“CJ is a rare talent, one who sees large-scale potential in a single invention, transforming and adapting it for global impact,” UW EE Professor and Chair Radha Poovendran said. “Through all of his extensive accomplishments and commitment to societal impact, he has made UW EE incredibly proud to call him an alum.”
Jean Wang (Ph.D. ’07)
Diamond Award for Early Career Achievement
As one of the founders and the first woman on the Project Glass team at Google, Jean Wang ushered Google Glass through 10 design iterations, constructing a groundbreaking product to completely disrupt the current market.
“She wouldn’t take on a project didn’t involve some level of driving and pushing the boundaries of technology,” Eliot Kim, principal industrial designer at Google and Wang’s colleague said.
Google Glass led a new wave of human/machine interfaces, signaled a pivotal change in accessible computing devices and laid the foundation for modern AR/VR hardware. Dr. Wang was a key member behind this level of impact.
Her technical contributions added complex novel optical features while addressing challenges in design and product reliability. Her technical acumen, leadership and execution skills soon led to her promotion to chief of staff.
Dr. Wang currently works at Amazon as a strategic initiatives lead. She is building a product and team from the ground up. Dr. Wang has been a pioneering force behind several novel technological advancements, demonstrating extraordinary leadership in developing innovative solutions and producing exceptional ideas. For Dr. Wang, the novelty of what she works fuels her passion for innovation.

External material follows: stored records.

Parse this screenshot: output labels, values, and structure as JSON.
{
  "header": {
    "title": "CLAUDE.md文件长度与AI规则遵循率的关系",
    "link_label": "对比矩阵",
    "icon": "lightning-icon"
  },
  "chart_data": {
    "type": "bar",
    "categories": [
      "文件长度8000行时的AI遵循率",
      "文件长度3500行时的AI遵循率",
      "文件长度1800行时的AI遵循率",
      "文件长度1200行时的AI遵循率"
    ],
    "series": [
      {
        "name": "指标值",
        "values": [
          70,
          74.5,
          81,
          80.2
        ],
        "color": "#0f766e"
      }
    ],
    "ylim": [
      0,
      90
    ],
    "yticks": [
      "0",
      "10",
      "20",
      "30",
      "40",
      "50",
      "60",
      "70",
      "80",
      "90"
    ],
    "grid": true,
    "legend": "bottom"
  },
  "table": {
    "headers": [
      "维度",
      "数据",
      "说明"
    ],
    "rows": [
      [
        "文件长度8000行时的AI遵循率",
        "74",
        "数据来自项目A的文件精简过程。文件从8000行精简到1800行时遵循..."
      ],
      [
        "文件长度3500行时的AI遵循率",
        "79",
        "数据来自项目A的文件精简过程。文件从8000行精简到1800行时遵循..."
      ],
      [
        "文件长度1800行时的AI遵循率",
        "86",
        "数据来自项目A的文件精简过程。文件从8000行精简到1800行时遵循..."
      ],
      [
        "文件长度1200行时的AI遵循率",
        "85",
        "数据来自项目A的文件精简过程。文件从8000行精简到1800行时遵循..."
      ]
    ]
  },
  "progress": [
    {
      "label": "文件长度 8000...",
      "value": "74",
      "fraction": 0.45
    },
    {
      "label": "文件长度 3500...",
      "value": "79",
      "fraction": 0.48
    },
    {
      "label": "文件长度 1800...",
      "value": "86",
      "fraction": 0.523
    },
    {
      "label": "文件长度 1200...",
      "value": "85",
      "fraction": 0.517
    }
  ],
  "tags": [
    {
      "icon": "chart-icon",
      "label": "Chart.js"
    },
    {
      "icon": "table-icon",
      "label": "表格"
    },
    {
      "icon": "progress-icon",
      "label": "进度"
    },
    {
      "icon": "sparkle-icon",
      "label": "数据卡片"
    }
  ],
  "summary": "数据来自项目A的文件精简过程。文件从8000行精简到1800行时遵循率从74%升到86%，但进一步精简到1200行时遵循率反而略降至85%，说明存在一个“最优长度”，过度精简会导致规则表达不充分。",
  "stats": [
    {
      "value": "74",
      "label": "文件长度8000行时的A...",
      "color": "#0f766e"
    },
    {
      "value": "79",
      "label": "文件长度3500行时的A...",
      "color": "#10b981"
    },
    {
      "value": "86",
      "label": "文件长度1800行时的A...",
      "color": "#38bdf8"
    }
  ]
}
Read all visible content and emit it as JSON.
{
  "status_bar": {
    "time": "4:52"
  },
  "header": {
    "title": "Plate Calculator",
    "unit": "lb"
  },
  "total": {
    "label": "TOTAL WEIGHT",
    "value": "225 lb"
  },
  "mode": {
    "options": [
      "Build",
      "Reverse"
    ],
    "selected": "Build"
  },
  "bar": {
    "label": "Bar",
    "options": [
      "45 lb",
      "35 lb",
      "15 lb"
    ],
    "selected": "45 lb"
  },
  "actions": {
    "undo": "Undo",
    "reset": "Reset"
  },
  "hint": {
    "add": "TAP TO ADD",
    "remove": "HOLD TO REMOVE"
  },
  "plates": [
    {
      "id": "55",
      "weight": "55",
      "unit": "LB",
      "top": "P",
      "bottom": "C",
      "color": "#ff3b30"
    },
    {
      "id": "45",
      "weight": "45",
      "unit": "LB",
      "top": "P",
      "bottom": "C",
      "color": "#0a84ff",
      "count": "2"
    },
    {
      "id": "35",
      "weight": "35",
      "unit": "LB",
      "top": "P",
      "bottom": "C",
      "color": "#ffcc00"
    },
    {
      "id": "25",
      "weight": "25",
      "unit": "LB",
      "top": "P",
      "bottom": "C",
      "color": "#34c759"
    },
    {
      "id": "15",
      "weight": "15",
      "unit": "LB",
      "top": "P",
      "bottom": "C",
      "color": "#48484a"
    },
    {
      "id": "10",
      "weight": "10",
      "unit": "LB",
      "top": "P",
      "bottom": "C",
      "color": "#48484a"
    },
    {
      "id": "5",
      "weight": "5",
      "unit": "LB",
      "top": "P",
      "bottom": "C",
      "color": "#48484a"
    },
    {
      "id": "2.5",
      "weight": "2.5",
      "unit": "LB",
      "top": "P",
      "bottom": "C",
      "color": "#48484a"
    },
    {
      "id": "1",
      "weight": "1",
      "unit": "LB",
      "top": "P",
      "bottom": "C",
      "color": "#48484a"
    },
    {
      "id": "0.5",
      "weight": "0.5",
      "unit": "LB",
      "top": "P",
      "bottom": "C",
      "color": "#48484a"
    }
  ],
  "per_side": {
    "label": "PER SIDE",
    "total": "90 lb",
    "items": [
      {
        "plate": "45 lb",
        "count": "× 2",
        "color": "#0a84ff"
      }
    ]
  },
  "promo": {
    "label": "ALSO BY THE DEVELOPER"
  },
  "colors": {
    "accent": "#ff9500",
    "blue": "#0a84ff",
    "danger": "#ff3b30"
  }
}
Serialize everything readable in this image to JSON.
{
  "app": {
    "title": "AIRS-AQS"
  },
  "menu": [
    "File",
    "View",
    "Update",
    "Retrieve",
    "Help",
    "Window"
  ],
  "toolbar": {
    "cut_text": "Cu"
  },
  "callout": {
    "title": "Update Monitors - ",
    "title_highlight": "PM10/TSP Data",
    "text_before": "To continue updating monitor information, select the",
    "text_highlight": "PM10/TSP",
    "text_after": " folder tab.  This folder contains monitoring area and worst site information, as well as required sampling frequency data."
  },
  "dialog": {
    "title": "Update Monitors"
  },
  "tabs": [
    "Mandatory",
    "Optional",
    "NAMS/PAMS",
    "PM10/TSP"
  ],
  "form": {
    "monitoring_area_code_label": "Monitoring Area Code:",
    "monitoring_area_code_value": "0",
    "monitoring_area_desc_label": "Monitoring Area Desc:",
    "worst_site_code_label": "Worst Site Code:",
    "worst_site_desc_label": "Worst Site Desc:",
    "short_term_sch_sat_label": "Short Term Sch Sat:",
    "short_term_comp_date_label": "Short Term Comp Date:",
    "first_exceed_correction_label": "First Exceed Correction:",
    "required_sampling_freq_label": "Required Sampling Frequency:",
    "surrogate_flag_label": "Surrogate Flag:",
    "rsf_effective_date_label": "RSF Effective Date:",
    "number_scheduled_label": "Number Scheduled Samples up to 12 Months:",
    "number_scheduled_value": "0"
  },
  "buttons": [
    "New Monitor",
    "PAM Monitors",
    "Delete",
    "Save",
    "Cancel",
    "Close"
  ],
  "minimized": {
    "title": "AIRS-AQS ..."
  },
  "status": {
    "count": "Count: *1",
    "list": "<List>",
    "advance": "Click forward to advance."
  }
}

“Being able to work with an amazing team to create and launch a customer experience that does not exist is the most exciting aspect of my work,” Dr. Wang said.
Dr. Wang’s passion for innovation is grounded in her experiences at UW EE. While at the university, Dr. Wang took this inventive spirit and embraced new challenges and new avenues of thought.
“My time at UW EE had tremendous impact on my career due to the people I met who encouraged and challenged me to grow, think and explore,” Dr. Wang said. “Lih Lin, my Ph.D. advisor, and Babak Parviz, who co-advised, continue to be inspirations for me. The whole department provided great education and support and the variety of courses I took at UW from the Foster Business School, language department or dance added even more depth to my experience. The career I have today is because of the connections and learning developed from my time at UW.”
During her academic years, Dr. Wang received an NSF grant and earned both her MS and PhD in electrical engineering in only four years. Her graduate work resulted in seven referred journals and 15 conference papers.
The Early Career Achievement award recognizes outstanding graduates of the UW COE, who demonstrate exceptional achievement during the first 10 years of an engineering career.
“The award is truly an unexpected and meaningful honor,” Dr. Wang said. “I feel grateful for the recognition and somewhat surprised that ten years have already flown by since graduating.”
Within the last ten years, Dr. Wang has already achieved more than most engineers throughout their career. In addition to her work on Project Glass, Wang was a founding member of the robotic surgery team at Google Life Sciences, now Verily Life Sciences, leading the development of optics and imaging in novel robotic surgery platforms that enable improved patient outcomes and greater efficiency for a range of procedures.
Dr. Wang’s diversity in experience goes beyond excellent technical efficiency. It illustrates an individual with a deep-rooted vision for impact.
“While at UW EE, Jean was an exceptional student,” UW EE Professor and Chair Radha Poovendran said. “When speaking with her advisor, Professor Lih Lin, she knew that Jean would go on to achieve a lot throughout her career. Jean’s impact on society and technology does not end with her work on Google Glass; she will continue to foster global change.”